“When do you let your brain relax and take a break?”
This question came from someone close to me recently. Someone who clearly knows me better than I know myself in certain ways. The question made me pause for a moment and reflect on the fact that my daily life and habits are not well suited to support me giving my brain a break. I work hard, balance my kids’ busy schedules, plan and execute meals, do laundry and dishes, volunteer in my community, and satisfy my quest for knowledge by listening to podcasts when I am doing errands or exercising. My own disposition and the demands of the modern world do not facilitate a lot of quiet or contemplation on a regular basis.
At the same time, working in an externally facing, client services business also does not provide a lot of room for relaxation and brain breaks. Especially one as high stakes as recruiting. We are rewarded for success, penalized for dropping balls, and constantly encouraged to do and be more. We could always take on one more project, send one more recruiting email, update one more process. Our work is never done.
Two years ago my fellow co-founder and partner at Edgility, Allison Wyatt, and I decided to close our offices one week a year for what we now call a “summer shutdown.” We are in a cyclical business. Summer is a bit of a breather anyway as clients and partners are on vacation or moving more slowly themselves. But we wanted to be more intentional about giving our hard working team members a break, so we decided that we would close the office once a year so that everyone was out of the office at the same time and could completely unplug guilt-free and without having to use any of their personal vacation time.
Some Edgility team members used the week to travel with family and friends. Others of us took advantage of the chance to clear out our personal to-do lists or enjoy a little more time with our kiddos before they start up in school again. We all appreciated the opportunity to rest our brains, clear out work thoughts for at least a little while, and come back refreshed and ready for the fall – without the flooded inbox that results when you are away and everyone else is working as usual, sending you emails and meeting requests.

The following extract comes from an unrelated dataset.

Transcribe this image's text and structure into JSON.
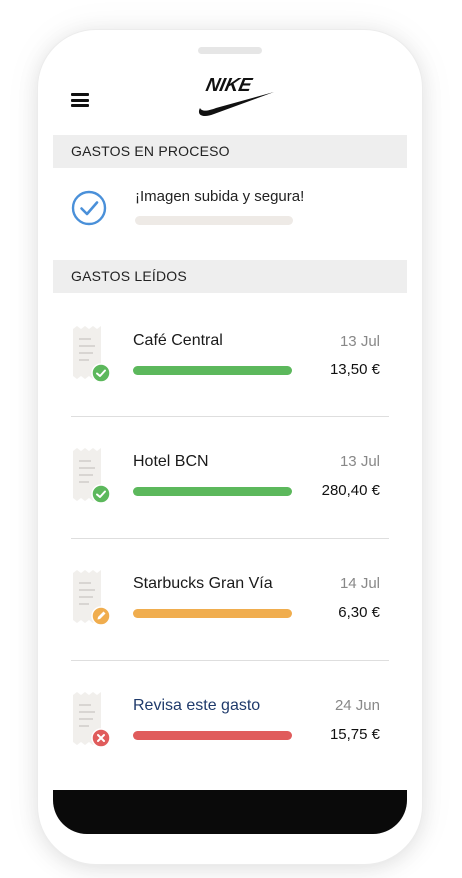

How do you unplug and get a break for your brain? Do you periodically turn off email on your phone? Go out in nature? Take time for yourself at the gym? Tell us more in the comments section of this post.